▶ **THE RECORDS**:
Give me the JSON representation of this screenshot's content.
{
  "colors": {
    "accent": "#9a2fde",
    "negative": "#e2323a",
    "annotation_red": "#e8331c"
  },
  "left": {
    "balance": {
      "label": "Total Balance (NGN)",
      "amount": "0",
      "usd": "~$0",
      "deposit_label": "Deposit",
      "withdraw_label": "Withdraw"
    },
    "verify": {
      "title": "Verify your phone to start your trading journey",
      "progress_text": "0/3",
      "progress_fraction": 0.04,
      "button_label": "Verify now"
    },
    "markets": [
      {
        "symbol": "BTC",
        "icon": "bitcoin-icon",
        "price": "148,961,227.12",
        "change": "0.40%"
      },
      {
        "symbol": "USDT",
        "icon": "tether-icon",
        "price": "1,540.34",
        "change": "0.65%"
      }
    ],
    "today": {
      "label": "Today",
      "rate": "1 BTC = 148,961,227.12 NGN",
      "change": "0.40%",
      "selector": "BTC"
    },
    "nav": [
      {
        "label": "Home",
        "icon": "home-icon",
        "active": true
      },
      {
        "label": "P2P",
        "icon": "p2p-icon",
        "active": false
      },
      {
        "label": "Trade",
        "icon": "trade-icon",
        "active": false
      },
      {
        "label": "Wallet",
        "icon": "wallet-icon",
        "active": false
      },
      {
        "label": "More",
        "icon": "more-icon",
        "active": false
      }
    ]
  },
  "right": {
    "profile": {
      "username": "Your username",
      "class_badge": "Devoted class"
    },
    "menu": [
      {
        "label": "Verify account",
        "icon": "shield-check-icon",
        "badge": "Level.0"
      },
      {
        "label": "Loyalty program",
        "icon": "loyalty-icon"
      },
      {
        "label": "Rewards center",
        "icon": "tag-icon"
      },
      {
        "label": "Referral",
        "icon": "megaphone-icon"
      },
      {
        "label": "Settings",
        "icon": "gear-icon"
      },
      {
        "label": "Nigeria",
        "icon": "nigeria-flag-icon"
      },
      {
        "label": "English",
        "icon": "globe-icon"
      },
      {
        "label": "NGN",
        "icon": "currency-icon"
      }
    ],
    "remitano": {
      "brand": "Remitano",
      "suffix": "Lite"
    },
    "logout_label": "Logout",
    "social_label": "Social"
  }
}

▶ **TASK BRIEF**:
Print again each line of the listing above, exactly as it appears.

▶ **TASK RESULT**:
Give me the JSON representation of this screenshot's content.
{
  "colors": {
    "accent": "#9a2fde",
    "negative": "#e2323a",
    "annotation_red": "#e8331c"
  },
  "left": {
    "balance": {
      "label": "Total Balance (NGN)",
      "amount": "0",
      "usd": "~$0",
      "deposit_label": "Deposit",
      "withdraw_label": "Withdraw"
    },
    "verify": {
      "title": "Verify your phone to start your trading journey",
      "progress_text": "0/3",
      "progress_fraction": 0.04,
      "button_label": "Verify now"
    },
    "markets": [
      {
        "symbol": "BTC",
        "icon": "bitcoin-icon",
        "price": "148,961,227.12",
        "change": "0.40%"
      },
      {
        "symbol": "USDT",
        "icon": "tether-icon",
        "price": "1,540.34",
        "change": "0.65%"
      }
    ],
    "today": {
      "label": "Today",
      "rate": "1 BTC = 148,961,227.12 NGN",
      "change": "0.40%",
      "selector": "BTC"
    },
    "nav": [
      {
        "label": "Home",
        "icon": "home-icon",
        "active": true
      },
      {
        "label": "P2P",
        "icon": "p2p-icon",
        "active": false
      },
      {
        "label": "Trade",
        "icon": "trade-icon",
        "active": false
      },
      {
        "label": "Wallet",
        "icon": "wallet-icon",
        "active": false
      },
      {
        "label": "More",
        "icon": "more-icon",
        "active": false
      }
    ]
  },
  "right": {
    "profile": {
      "username": "Your username",
      "class_badge": "Devoted class"
    },
    "menu": [
      {
        "label": "Verify account",
        "icon": "shield-check-icon",
        "badge": "Level.0"
      },
      {
        "label": "Loyalty program",
        "icon": "loyalty-icon"
      },
      {
        "label": "Rewards center",
        "icon": "tag-icon"
      },
      {
        "label": "Referral",
        "icon": "megaphone-icon"
      },
      {
        "label": "Settings",
        "icon": "gear-icon"
      },
      {
        "label": "Nigeria",
        "icon": "nigeria-flag-icon"
      },
      {
        "label": "English",
        "icon": "globe-icon"
      },
      {
        "label": "NGN",
        "icon": "currency-icon"
      }
    ],
    "remitano": {
      "brand": "Remitano",
      "suffix": "Lite"
    },
    "logout_label": "Logout",
    "social_label": "Social"
  }
}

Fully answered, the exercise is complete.